    Big progress when in December of 2020, Microsoft successfully recorded 5 bytes to DNA in just over 21 hours.

  • Avatar for cinemaculture

    Linda Tadic’s article discussed the general need for denser and more durable storage media for archival data, and she reported on two particular technologies – “glass” storage (data permanently marked in silica crystal by femto-lasers) and DNA storage. Some very interesting progress regarding the storage of data using DNA has been reported recently. In this work, the researchers were able add “letters” to DNA sequences (that is, an extension of the AGTC alphabet) to significantly increase the ability to store data at a molecular level. The novel version of DNA is a variant of what we normally find in nature, and appears to be an important step in the program to evolve a stable data storage technology for massive data storage, another advance toward the replacement of the more transient storage devices that currently support cloud storage. This nano storage model offers data density and longevity that exceed all present containers by orders of magnitude.

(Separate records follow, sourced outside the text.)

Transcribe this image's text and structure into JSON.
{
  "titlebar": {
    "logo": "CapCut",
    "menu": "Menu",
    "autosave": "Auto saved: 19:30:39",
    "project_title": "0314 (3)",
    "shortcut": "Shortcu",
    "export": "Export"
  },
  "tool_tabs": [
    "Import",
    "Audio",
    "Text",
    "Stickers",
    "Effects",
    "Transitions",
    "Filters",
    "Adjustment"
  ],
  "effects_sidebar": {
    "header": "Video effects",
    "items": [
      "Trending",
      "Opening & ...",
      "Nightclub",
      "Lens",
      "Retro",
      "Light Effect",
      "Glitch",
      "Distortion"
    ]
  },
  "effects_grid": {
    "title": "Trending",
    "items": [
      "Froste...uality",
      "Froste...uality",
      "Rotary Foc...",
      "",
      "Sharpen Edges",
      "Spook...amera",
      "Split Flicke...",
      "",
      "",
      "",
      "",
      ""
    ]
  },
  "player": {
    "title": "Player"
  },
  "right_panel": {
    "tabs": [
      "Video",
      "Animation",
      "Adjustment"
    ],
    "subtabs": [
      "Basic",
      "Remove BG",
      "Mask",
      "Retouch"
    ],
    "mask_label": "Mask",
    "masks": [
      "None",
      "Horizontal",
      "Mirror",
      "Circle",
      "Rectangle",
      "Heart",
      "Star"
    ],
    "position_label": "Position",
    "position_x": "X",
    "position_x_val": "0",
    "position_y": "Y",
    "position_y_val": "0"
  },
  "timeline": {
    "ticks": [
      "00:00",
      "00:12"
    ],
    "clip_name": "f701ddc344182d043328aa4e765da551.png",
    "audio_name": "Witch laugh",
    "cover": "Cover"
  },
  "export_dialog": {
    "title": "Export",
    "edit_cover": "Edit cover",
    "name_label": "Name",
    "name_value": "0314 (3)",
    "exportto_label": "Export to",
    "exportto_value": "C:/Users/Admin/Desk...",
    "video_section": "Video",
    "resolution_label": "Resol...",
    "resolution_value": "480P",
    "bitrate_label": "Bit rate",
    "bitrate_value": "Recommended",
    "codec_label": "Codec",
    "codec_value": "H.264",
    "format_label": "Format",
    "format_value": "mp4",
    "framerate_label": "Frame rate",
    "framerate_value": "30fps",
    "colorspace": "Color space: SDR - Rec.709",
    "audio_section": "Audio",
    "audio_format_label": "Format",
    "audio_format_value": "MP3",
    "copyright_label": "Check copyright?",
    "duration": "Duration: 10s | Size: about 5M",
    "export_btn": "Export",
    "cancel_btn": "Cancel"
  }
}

    Note that the primary article at the end of this list provides a rich bibliography of this research and cognate technologies germane to nano-storage of data.

    It seems like scientific breakthroughs take roughly fifty years to evolve into viable technologies such as those we adopt in the media industry. So where are we on the clock for molecular data storage?

  • Avatar for cinemaculture

    A recent article from the BBC (9 October 2022) details some of the latest research on the use of DNA for mass data storage. This post reviews the spectrum of developmental challenges to the adoption of DNA storage, including encoding methodologies, capacity, speed of reading and writing, accuracy of writing and error correction schemes, cost of writing, storage and reading, storage and basic materials. The article reports on two previously under-reported issues. The first of these issues is the vulnerability of DNA data. While previous press releases have pointed to the extreme longevity of DNA in certain contexts, this article references degradation, gives a lower end duration of 1000 years and also points to research on specialized container strategies will be necessary to protect DNA used for storage. Similarly, most of the earlier discussion has focused on the ubiquity of molecular DNA as a raw material, and the current BBC article uncovers some of the issues with obtaining a suitable DNA material substrate for mass data storage. The article provides a number of references for further reading, including a U.S. government data storage initiative, an organization devoted to mass data storage on DNA, as substantial 1200+ page bibliography of current research and a few non-comprehensive references to competing storage technologies.

    The article:

    URLs in the article:

    The U.S. government project on mass data storage:

    The organization devoted to collating information regarding developments of DNA storage:

    The bibliography:

    Silica nano-structures:

    Non-DNA molecular data storage:

  • Avatar for cinemaculture

    Continuing the bibliography on data storage using DNA: